Prior to meeting with a resident mentee for the first time, the mentor should familiarize themselves with the institutional or departmental policies on parental leave, moonlighting and grievances in addition to the Accreditation Council for Graduate Medical Education requirements for their specialty.26
If the mentee is a member of the faculty, the mentor should review the mentee’s official job description to ensure that the expectations of the mentor, mentee and chair are aligned. If possible, information should be gathered on clinical productivity to identify problem areas that might require intervention. Finally, the mentor should review the institution’s promotion and tenure guidelines.
The purpose of the first meeting is to get to know each other and set some ground rules including a commitment to confidentiality and to a regular meeting time. Expectations should be established about what each expects to gain and contribute to the relationship. Goals and priorities should be identified, with an appropriate timeline. Goals could be categorized as personal, clinical, education, research, and financial but will need to be flexible as priorities and opportunities will change with time.27 There are many ways in which a mentor can guide the mentee. The mentor should ensure that a mentee is on committees, a member of relevant professional organizations and acquires additional skills that will aid career development. In addition it may be beneficial if the mentor can facilitate invitations to social functions and assist in forming professional relationships in the institution and at a national level. A mentor can also provide guidance in identifying research opportunities to fund medical student or resident attendance at national meetings such as the American College of Surgeons Resident and Medical Student Programs28 and identify awards for outstanding residents or medical students that will advance their careers.28,29 Faculty should be encouraged to start a promotion portfolio and to ensure that they will meet the appropriate criteria for their academic track and rank.
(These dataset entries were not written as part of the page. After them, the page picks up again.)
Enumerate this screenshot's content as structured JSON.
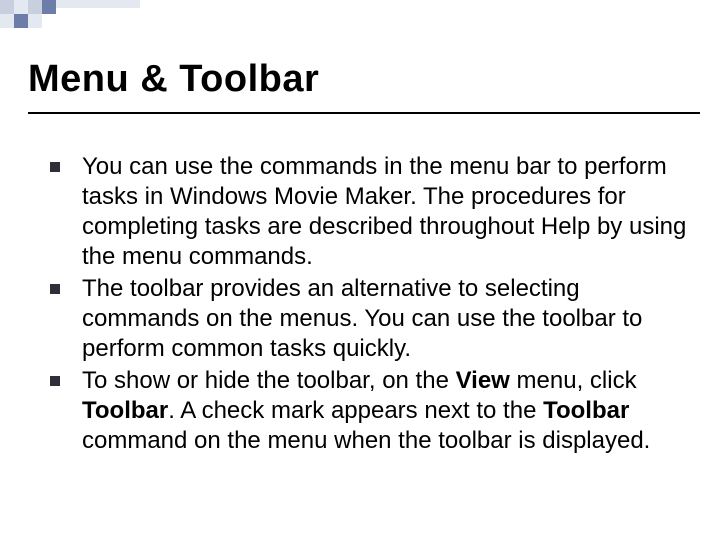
{
  "title": "Menu & Toolbar",
  "bullets": {
    "b1": "You can use the commands in the menu bar to perform tasks in Windows Movie Maker. The procedures for completing tasks are described throughout Help by using the menu commands.",
    "b2": "The toolbar provides an alternative to selecting commands on the menus. You can use the toolbar to perform common tasks quickly.",
    "b3a": "To show or hide the toolbar, on the ",
    "b3view": "View",
    "b3b": " menu, click ",
    "b3toolbar1": "Toolbar",
    "b3c": ". A check mark appears next to the ",
    "b3toolbar2": "Toolbar",
    "b3d": " command on the menu when the toolbar is displayed."
  },
  "colors": {
    "accent1": "#6b7da8",
    "accent2": "#c8d0e0",
    "accent3": "#e4e8f1"
  }
}
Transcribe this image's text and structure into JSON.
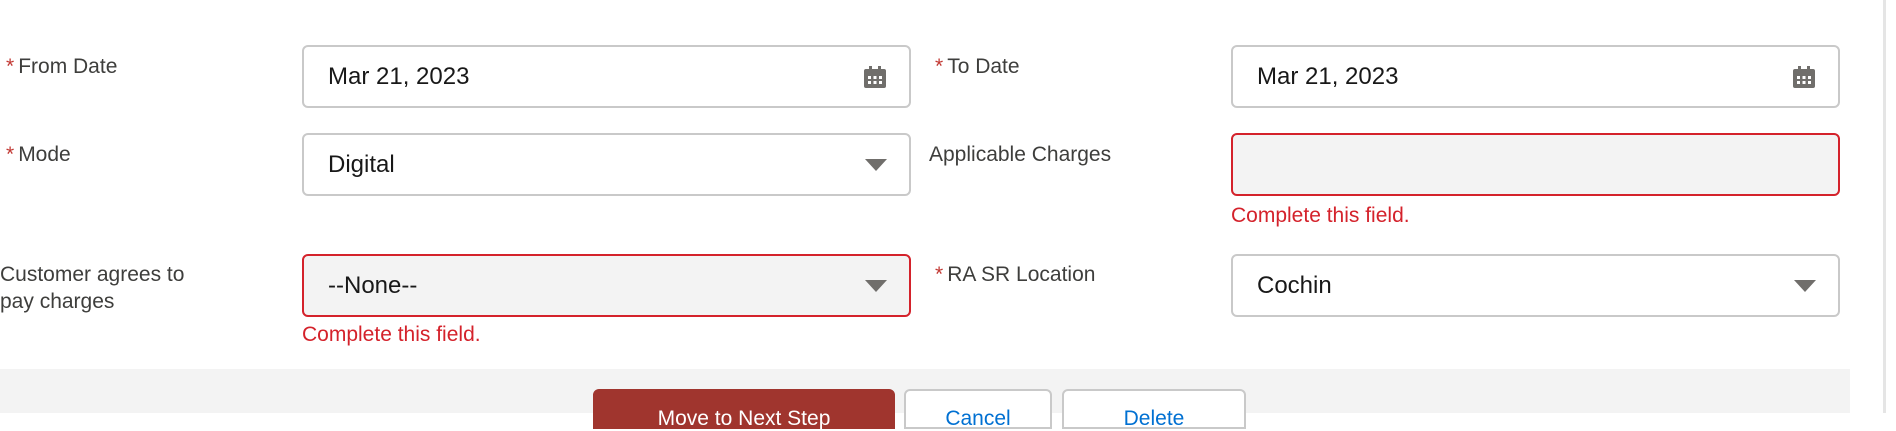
{
  "fields": {
    "from_date": {
      "label": "From Date",
      "required": true,
      "value": "Mar 21, 2023"
    },
    "to_date": {
      "label": "To Date",
      "required": true,
      "value": "Mar 21, 2023"
    },
    "mode": {
      "label": "Mode",
      "required": true,
      "value": "Digital"
    },
    "applicable_charges": {
      "label": "Applicable Charges",
      "value": "",
      "error": "Complete this field."
    },
    "customer_agrees": {
      "label_line1": "Customer agrees to",
      "label_line2": "pay charges",
      "value": "--None--",
      "error": "Complete this field."
    },
    "ra_sr_location": {
      "label": "RA SR Location",
      "required": true,
      "value": "Cochin"
    }
  },
  "required_marker": "*",
  "buttons": {
    "next": "Move to Next Step",
    "cancel": "Cancel",
    "delete": "Delete"
  },
  "colors": {
    "error": "#d4222b",
    "primary": "#a0352e"
  }
}
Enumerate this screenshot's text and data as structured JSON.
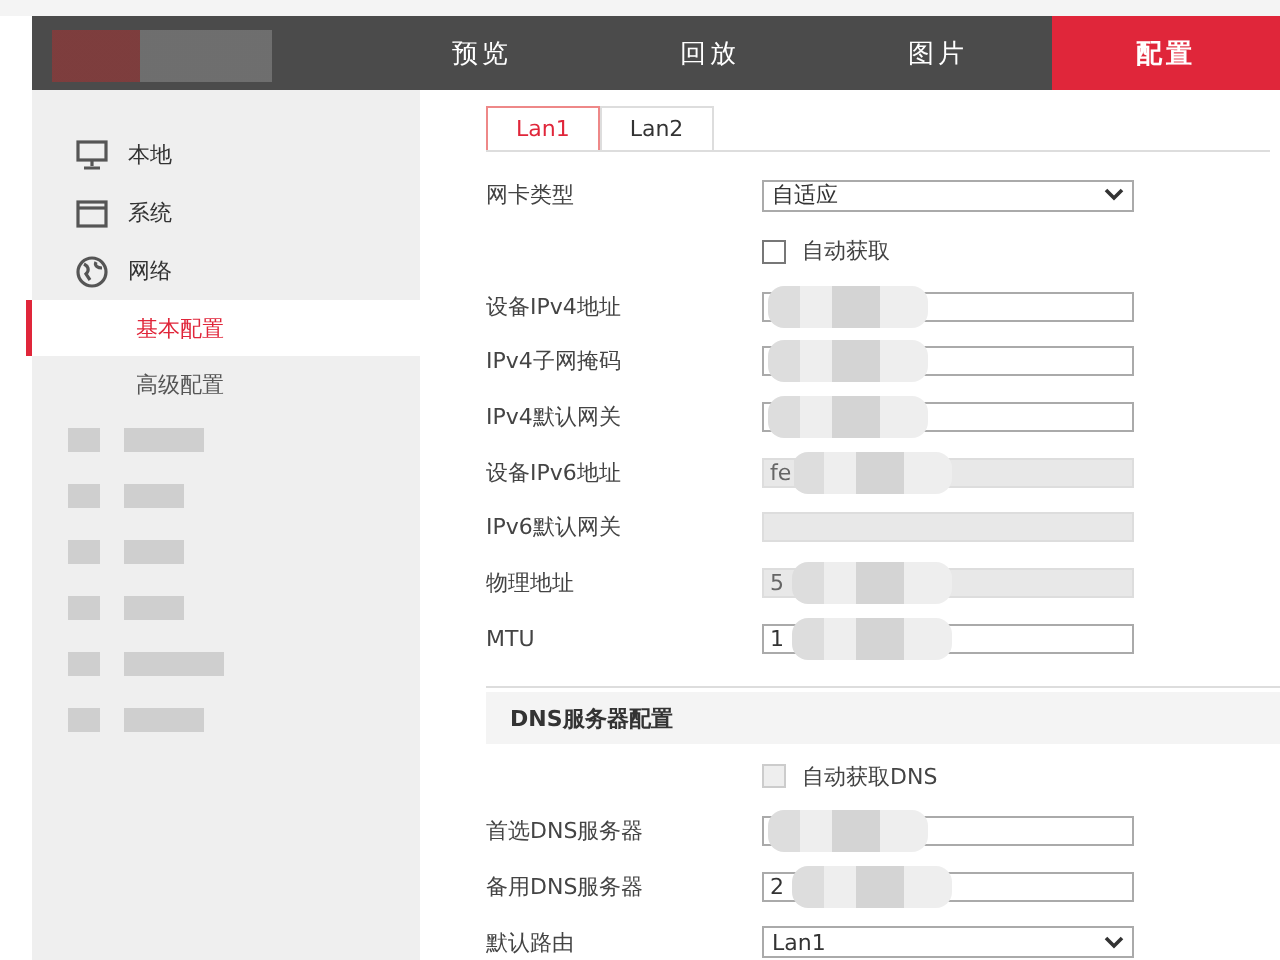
{
  "header": {
    "nav": [
      {
        "label": "预览",
        "selected": false
      },
      {
        "label": "回放",
        "selected": false
      },
      {
        "label": "图片",
        "selected": false
      },
      {
        "label": "配置",
        "selected": true
      }
    ]
  },
  "sidebar": {
    "items": [
      {
        "label": "本地"
      },
      {
        "label": "系统"
      },
      {
        "label": "网络",
        "children": [
          {
            "label": "基本配置",
            "selected": true
          },
          {
            "label": "高级配置",
            "selected": false
          }
        ]
      }
    ]
  },
  "tabs": [
    {
      "label": "Lan1",
      "selected": true
    },
    {
      "label": "Lan2",
      "selected": false
    }
  ],
  "rows": [
    {
      "kind": "select",
      "label": "网卡类型",
      "value": "自适应"
    },
    {
      "kind": "checkbox",
      "label": "自动获取",
      "checked": false,
      "disabled": false
    },
    {
      "kind": "input",
      "label": "设备IPv4地址",
      "disabled": false,
      "redacted": true
    },
    {
      "kind": "input",
      "label": "IPv4子网掩码",
      "disabled": false,
      "redacted": true
    },
    {
      "kind": "input",
      "label": "IPv4默认网关",
      "disabled": false,
      "redacted": true
    },
    {
      "kind": "input",
      "label": "设备IPv6地址",
      "value": "fe",
      "disabled": true,
      "redacted": true
    },
    {
      "kind": "input",
      "label": "IPv6默认网关",
      "disabled": true
    },
    {
      "kind": "input",
      "label": "物理地址",
      "value": "5",
      "disabled": true,
      "redacted": true
    },
    {
      "kind": "input",
      "label": "MTU",
      "value": "1",
      "disabled": false,
      "redacted": true
    }
  ],
  "dns": {
    "title": "DNS服务器配置",
    "rows": [
      {
        "kind": "checkbox",
        "label": "自动获取DNS",
        "checked": false,
        "disabled": true
      },
      {
        "kind": "input",
        "label": "首选DNS服务器",
        "disabled": false,
        "redacted": true
      },
      {
        "kind": "input",
        "label": "备用DNS服务器",
        "value": "2",
        "disabled": false,
        "redacted": true
      },
      {
        "kind": "select",
        "label": "默认路由",
        "value": "Lan1"
      }
    ]
  }
}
Hilary Sanfey, MB. BCh. MHPE. FACS – Southern Illinois University Springfield, IL
Celeste Hollands, MD, FACS, FAAP – St. John’s Hospital, Springfield, IL
Nancy L. Gantt, MD, FACS – Northeast Ohio Medical University, Youngstown, OH
Nancy L. Gantt, MD FACS
This paper was originally published submitted as part of the Career Development Resource prepared by the Association of Women Surgeons. For full list of references, see original article.